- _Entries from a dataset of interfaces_
%%

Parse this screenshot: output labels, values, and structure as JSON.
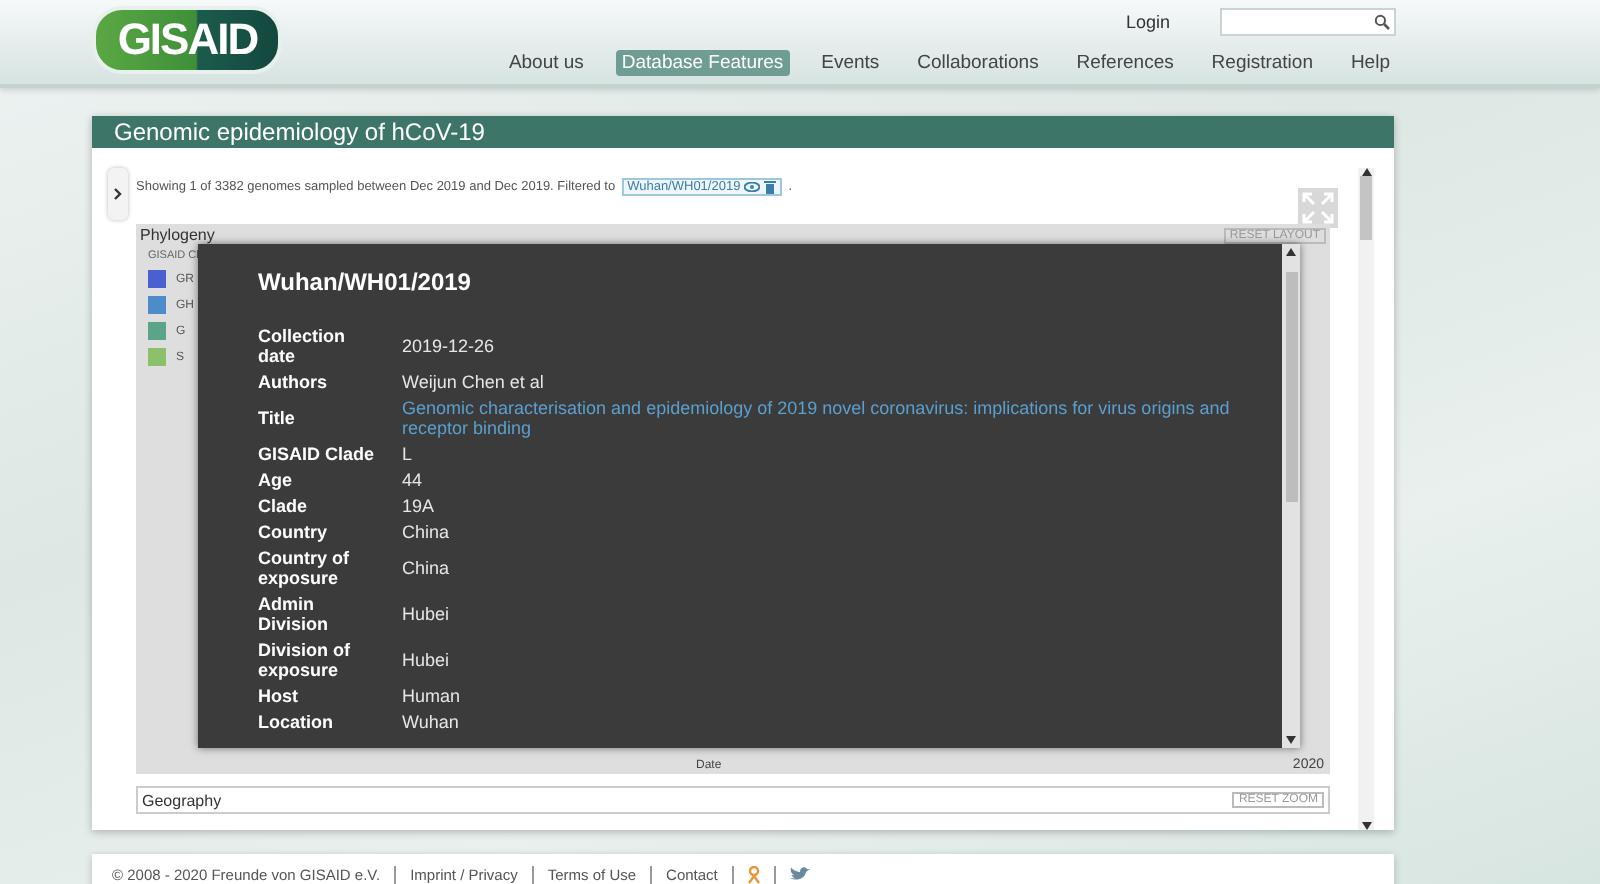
{
  "header": {
    "logo": "GISAID",
    "login": "Login"
  },
  "nav": [
    {
      "label": "About us",
      "selected": false
    },
    {
      "label": "Database Features",
      "selected": true
    },
    {
      "label": "Events",
      "selected": false
    },
    {
      "label": "Collaborations",
      "selected": false
    },
    {
      "label": "References",
      "selected": false
    },
    {
      "label": "Registration",
      "selected": false
    },
    {
      "label": "Help",
      "selected": false
    }
  ],
  "panel": {
    "title": "Genomic epidemiology of hCoV-19",
    "summary": "Showing 1 of 3382 genomes sampled between Dec 2019 and Dec 2019. Filtered to",
    "filter": "Wuhan/WH01/2019",
    "summary_end": "."
  },
  "phylogeny": {
    "title": "Phylogeny",
    "reset": "RESET LAYOUT",
    "legend_title": "GISAID Cl",
    "legend": [
      {
        "label": "GR",
        "color": "#4a5fd0"
      },
      {
        "label": "GH",
        "color": "#4c8dc9"
      },
      {
        "label": "G",
        "color": "#5aa48a"
      },
      {
        "label": "S",
        "color": "#8cc06a"
      }
    ],
    "axis_label": "Date",
    "axis_tick": "2020"
  },
  "tooltip": {
    "title": "Wuhan/WH01/2019",
    "fields": [
      {
        "label": "Collection date",
        "value": "2019-12-26",
        "kind": "text"
      },
      {
        "label": "Authors",
        "value": "Weijun Chen et al",
        "kind": "text"
      },
      {
        "label": "Title",
        "value": "Genomic characterisation and epidemiology of 2019 novel coronavirus: implications for virus origins and receptor binding",
        "kind": "link"
      },
      {
        "label": "GISAID Clade",
        "value": "L",
        "kind": "text"
      },
      {
        "label": "Age",
        "value": "44",
        "kind": "text"
      },
      {
        "label": "Clade",
        "value": "19A",
        "kind": "text"
      },
      {
        "label": "Country",
        "value": "China",
        "kind": "text"
      },
      {
        "label": "Country of exposure",
        "value": "China",
        "kind": "text"
      },
      {
        "label": "Admin Division",
        "value": "Hubei",
        "kind": "text"
      },
      {
        "label": "Division of exposure",
        "value": "Hubei",
        "kind": "text"
      },
      {
        "label": "Host",
        "value": "Human",
        "kind": "text"
      },
      {
        "label": "Location",
        "value": "Wuhan",
        "kind": "text"
      }
    ]
  },
  "geography": {
    "title": "Geography",
    "reset": "RESET ZOOM"
  },
  "footer": {
    "copyright": "© 2008 - 2020  Freunde von GISAID e.V.",
    "links": [
      "Imprint / Privacy",
      "Terms of Use",
      "Contact"
    ]
  }
}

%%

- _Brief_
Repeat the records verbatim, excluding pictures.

- _Answer to this exercise_
Parse this screenshot: output labels, values, and structure as JSON.
{
  "header": {
    "logo": "GISAID",
    "login": "Login"
  },
  "nav": [
    {
      "label": "About us",
      "selected": false
    },
    {
      "label": "Database Features",
      "selected": true
    },
    {
      "label": "Events",
      "selected": false
    },
    {
      "label": "Collaborations",
      "selected": false
    },
    {
      "label": "References",
      "selected": false
    },
    {
      "label": "Registration",
      "selected": false
    },
    {
      "label": "Help",
      "selected": false
    }
  ],
  "panel": {
    "title": "Genomic epidemiology of hCoV-19",
    "summary": "Showing 1 of 3382 genomes sampled between Dec 2019 and Dec 2019. Filtered to",
    "filter": "Wuhan/WH01/2019",
    "summary_end": "."
  },
  "phylogeny": {
    "title": "Phylogeny",
    "reset": "RESET LAYOUT",
    "legend_title": "GISAID Cl",
    "legend": [
      {
        "label": "GR",
        "color": "#4a5fd0"
      },
      {
        "label": "GH",
        "color": "#4c8dc9"
      },
      {
        "label": "G",
        "color": "#5aa48a"
      },
      {
        "label": "S",
        "color": "#8cc06a"
      }
    ],
    "axis_label": "Date",
    "axis_tick": "2020"
  },
  "tooltip": {
    "title": "Wuhan/WH01/2019",
    "fields": [
      {
        "label": "Collection date",
        "value": "2019-12-26",
        "kind": "text"
      },
      {
        "label": "Authors",
        "value": "Weijun Chen et al",
        "kind": "text"
      },
      {
        "label": "Title",
        "value": "Genomic characterisation and epidemiology of 2019 novel coronavirus: implications for virus origins and receptor binding",
        "kind": "link"
      },
      {
        "label": "GISAID Clade",
        "value": "L",
        "kind": "text"
      },
      {
        "label": "Age",
        "value": "44",
        "kind": "text"
      },
      {
        "label": "Clade",
        "value": "19A",
        "kind": "text"
      },
      {
        "label": "Country",
        "value": "China",
        "kind": "text"
      },
      {
        "label": "Country of exposure",
        "value": "China",
        "kind": "text"
      },
      {
        "label": "Admin Division",
        "value": "Hubei",
        "kind": "text"
      },
      {
        "label": "Division of exposure",
        "value": "Hubei",
        "kind": "text"
      },
      {
        "label": "Host",
        "value": "Human",
        "kind": "text"
      },
      {
        "label": "Location",
        "value": "Wuhan",
        "kind": "text"
      }
    ]
  },
  "geography": {
    "title": "Geography",
    "reset": "RESET ZOOM"
  },
  "footer": {
    "copyright": "© 2008 - 2020  Freunde von GISAID e.V.",
    "links": [
      "Imprint / Privacy",
      "Terms of Use",
      "Contact"
    ]
  }
}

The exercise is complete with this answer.